Watching the always-poised Condi Rice this morning, I was reminded why I could never be a professional diplomat. And if you possess a normal respect for the truth and a minimal sense of the ridiculous, you probably couldn't be one, either.
Let's face it: there's something refreshing about Trumanesque "plain speaking," or McCainiac "straight talk." I even agree with much of what John Bolton has to say about the United Nations -- it is a nest of corrupt and incompetent bureaucrats.
But blunt truth never lasts long. John McCain, for example, has become a born-again Bushophile, and that was the end of him as an honest, independent voice.
In the public square, diplomacy is mostly about the repetition of dogma. Secretary of State Rice is merely the latest top diplomat who has been tasked with reciting a committee-spawned catechism of foreign policy belief. If challenged by uncomfortable reality, she simply repeats the dogma. Such script-sticking-to is not always effective, but at least the script-sticker won't get in trouble with his or her superiors.
This morning, on two topics, Iran and Afghanistan, Rice was on message. That is, she said exactly what she had said the day before, and exactly what she will say tomorrow. And if her words strain credulity? Well, tough. That's the State Department line, and she's sticking to it. Better to suffer raised eyebrows from journalists than raised tempers from the White House.
The problem, of course, is that what she said doesn't really pass the laugh test. Fortunately for Rice, questioners Wolf Blitzer of CNN and Tim Russert of NBC are not allowed to laugh in her presence -- there are some advantages to being the nation's chief diplomat.
When Blitzer asked her about religious freedom in Afghanistan and Saudi Arabia, Rice had her standard line: "But again, Wolf, these are evolutionary democracies." And she kept a straight face. She could do it, I can't. Do you believe that the Arab countries are moving toward us? If you do, I have a port to sell you.
And when Russert asked her why the Russians are thwarting us at every turn -- even going so far, apparently, as to help Saddam Hussein during the Iraq war -- Rice uncorked the following about the Russians and the Iranian nuclear program: "We're working through it. We have the same strategy here. We have the same view of the problem." So is that why the Russians are hard at work on a nuclear plant for the Iranians at Bushehr, and are clearly out to detour the US effort to impose sanctions on Iran? Once again, a regular person would lose his or her composure trying to deliver such implausible platitudes.

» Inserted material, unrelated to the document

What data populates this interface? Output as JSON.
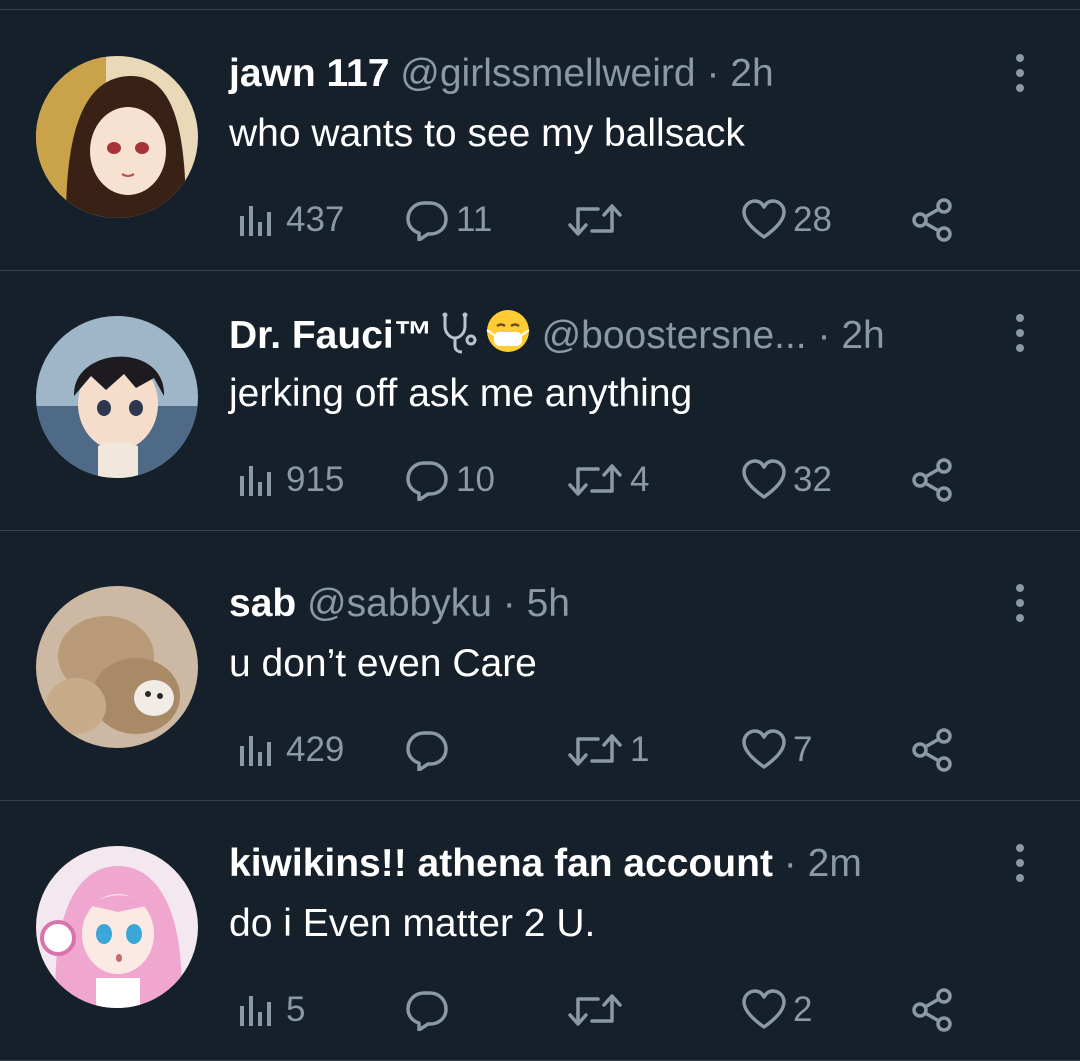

Even Rice seemed to know that she was straining, credibility-wise. A few sentences later, she added, "The Russians, the Chinese and certainly the Europeans have the same view of what is to be prevented." Note the distinction in that sentence. She insists, because she is supposed to insist, that the Russians and the Chinese are on our side--despite plenty of evidence to the contrary. But when she gets to the Europeans, she puts in the "certainly," because in the Euro case, it is true that Britain, France, and Germany are working with the US, at least for now. Still, it's her job to reassure Americans that the Bush administration is on top of the Iranian situation, making steady progress. After all, if two of the three members of the "axis of evil" manage to bristle with nuclear weapons during W.'s presidency, well, that wouldn't look good, would it? And if the Bush people can't make reality conform to their wishes, they can at least make their rhetoric conform to their wishes.
So that's how to be secretary of state -- if you can keep from gagging. I can't do it, but others can. You find out the party line, get it down into bullet points, practice saying it earnestly, no matter what, and then you are off on your career. With apologies to the real estate biz, that's the secret to diplomacy: repetition, repetition, repetition.